Anyone familiar with H P Lovecraft's short story "Pickman's Model"? It's about an artist who paints horrific tableau's, often depicting creatures Pickman calls ghouls. One painting in particular is especially lifelike, and the narrator eventually finds a photo showing the monstrous ghoul portrayed. Pickman later disappears.
Well, he does appear in my Lovecraftian alphabet film, as does a ghoul. In other words I had to find my Pickman, and build a ghoul.
A Chavant clay sculpture was created for the body and head of the ghoul puppet. A latex skin was cast from a plaster mould made over the sculpture.
I.m very happy with my results using armatures with single thick aluminum wires, instead of several wires braided together, so I keep constructing them this way. I wanted really defined, sinewy muscles on the ghoul, so I used a mix of thin sheet foam for bigger, softer areas of the body, and latex-soaked cotton strands for the harder, bonier sections.
It takes a bit of time to build a puppet up. I spent a full week working on just the muscles and covering them up with patches of cast latex skin. I'm thinking more and more about sculpting whole puppets in clay and casting them in silicone, though that process calls for a lot of time and patience too.
As you may see there are some white areas around the eyes on the puppet here. I painted the latex skin with my base paint before putting on the eyes, made from black plastic balls. That way I wouldn't smear any paint on the eyes.

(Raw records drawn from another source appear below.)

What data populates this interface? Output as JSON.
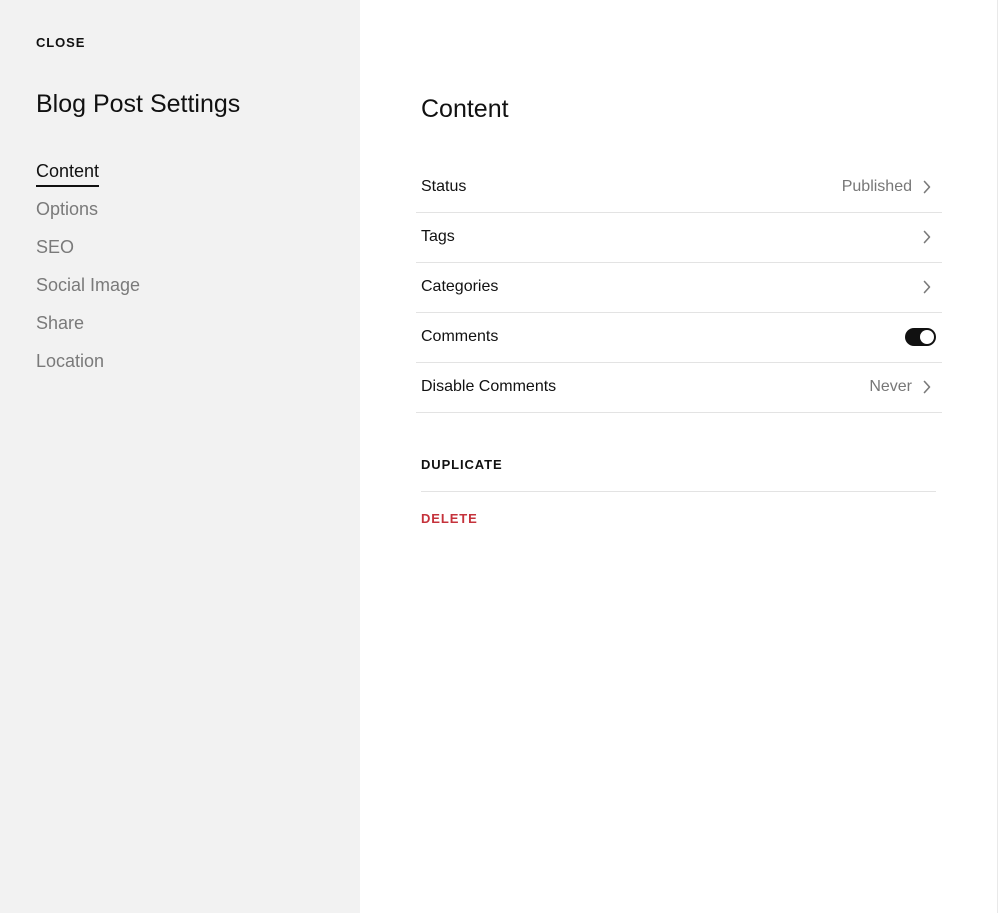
{
  "sidebar": {
    "close_label": "CLOSE",
    "title": "Blog Post Settings",
    "nav": [
      {
        "label": "Content",
        "active": true
      },
      {
        "label": "Options",
        "active": false
      },
      {
        "label": "SEO",
        "active": false
      },
      {
        "label": "Social Image",
        "active": false
      },
      {
        "label": "Share",
        "active": false
      },
      {
        "label": "Location",
        "active": false
      }
    ]
  },
  "main": {
    "title": "Content",
    "rows": [
      {
        "label": "Status",
        "value": "Published",
        "control": "chevron-right-icon"
      },
      {
        "label": "Tags",
        "value": "",
        "control": "chevron-right-icon"
      },
      {
        "label": "Categories",
        "value": "",
        "control": "chevron-right-icon"
      },
      {
        "label": "Comments",
        "value": "",
        "control": "toggle",
        "toggle_on": true
      },
      {
        "label": "Disable Comments",
        "value": "Never",
        "control": "chevron-right-icon"
      }
    ],
    "actions": {
      "duplicate_label": "DUPLICATE",
      "delete_label": "DELETE"
    }
  },
  "colors": {
    "sidebar_bg": "#f2f2f2",
    "text_primary": "#111111",
    "text_muted": "#7a7a7a",
    "divider": "#e3e3e3",
    "danger": "#c5323b",
    "toggle_on": "#111111"
  }
}
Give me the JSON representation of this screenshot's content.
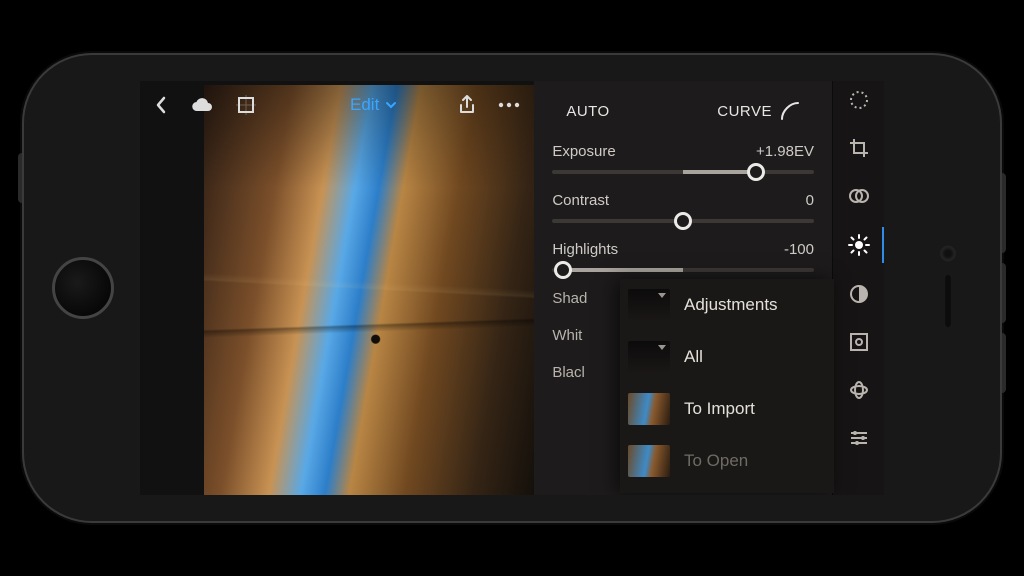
{
  "header": {
    "mode_label": "Edit"
  },
  "buttons": {
    "auto": "AUTO",
    "curve": "CURVE"
  },
  "sliders": {
    "exposure": {
      "label": "Exposure",
      "value_text": "+1.98EV",
      "pos": 0.78
    },
    "contrast": {
      "label": "Contrast",
      "value_text": "0",
      "pos": 0.5
    },
    "highlights": {
      "label": "Highlights",
      "value_text": "-100",
      "pos": 0.02
    },
    "shadows_trunc": "Shad",
    "whites_trunc": "Whit",
    "blacks_trunc": "Blacl"
  },
  "popup": {
    "items": [
      {
        "label": "Adjustments",
        "thumb": "dark",
        "dim": false
      },
      {
        "label": "All",
        "thumb": "dark",
        "dim": false
      },
      {
        "label": "To Import",
        "thumb": "photo",
        "dim": false
      },
      {
        "label": "To Open",
        "thumb": "photo",
        "dim": true
      }
    ]
  },
  "rail": {
    "items": [
      "dial-icon",
      "crop-icon",
      "profiles-icon",
      "light-icon",
      "color-icon",
      "optics-icon",
      "effects-icon",
      "presets-icon",
      "undo-icon"
    ],
    "active_index": 3
  }
}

Here the puppet is covered with a thin layer of white base paint, more precisely PAX paint (ProsAide glue + acrylic paint). You can see the eyes better here. I painted a gold-coloured iris around the hole in the plastic ball, thereby creating a weird-looking eye that can be swiveled around by putting a needle down the "pupil" and twisting the ball. The teeth are just small pieces of cotton dipped in latex.
So, here's the finished ghoul puppet, hopefully looking every bit the sun-hating subterranean graveyard-dweller he's supposed to be. Lovecraft describes them as "rubbery", with canine features and hoofed feet.
Ghouls eat corpses, and when we get to Lovecraft's epic "The Dream-Quest of Unknown Kadath" we find out that Pickman has also become an eater of the dead, slowly turning into a ghoul himself. Not only that; he's the chief of the ghouls. My plan was to simply make a nasty-looking monster; not to have it look biologically plausible. But my aim is always to have the overall finished puppet seem believable, the same way the tail-swishing, upright-walking dinos in old "King Kong", though now scientifically outdated, SEEM to our minds to be moving the way a dinosaur should move. In other words, I'm just trying to make good monsters.
What about Pickman himself then? My artist friend Niels Elley, who in an earlier project of mine played Gandalf, brought his smock, and his brushes, and kindly stood painting in the empty air for a few seconds in my green screen room. I later added a Photoshopped background, with a canvas and an easel, where I could place my animated ghoul. Thus, suddenly both the artist AND his art turns to observe the observer.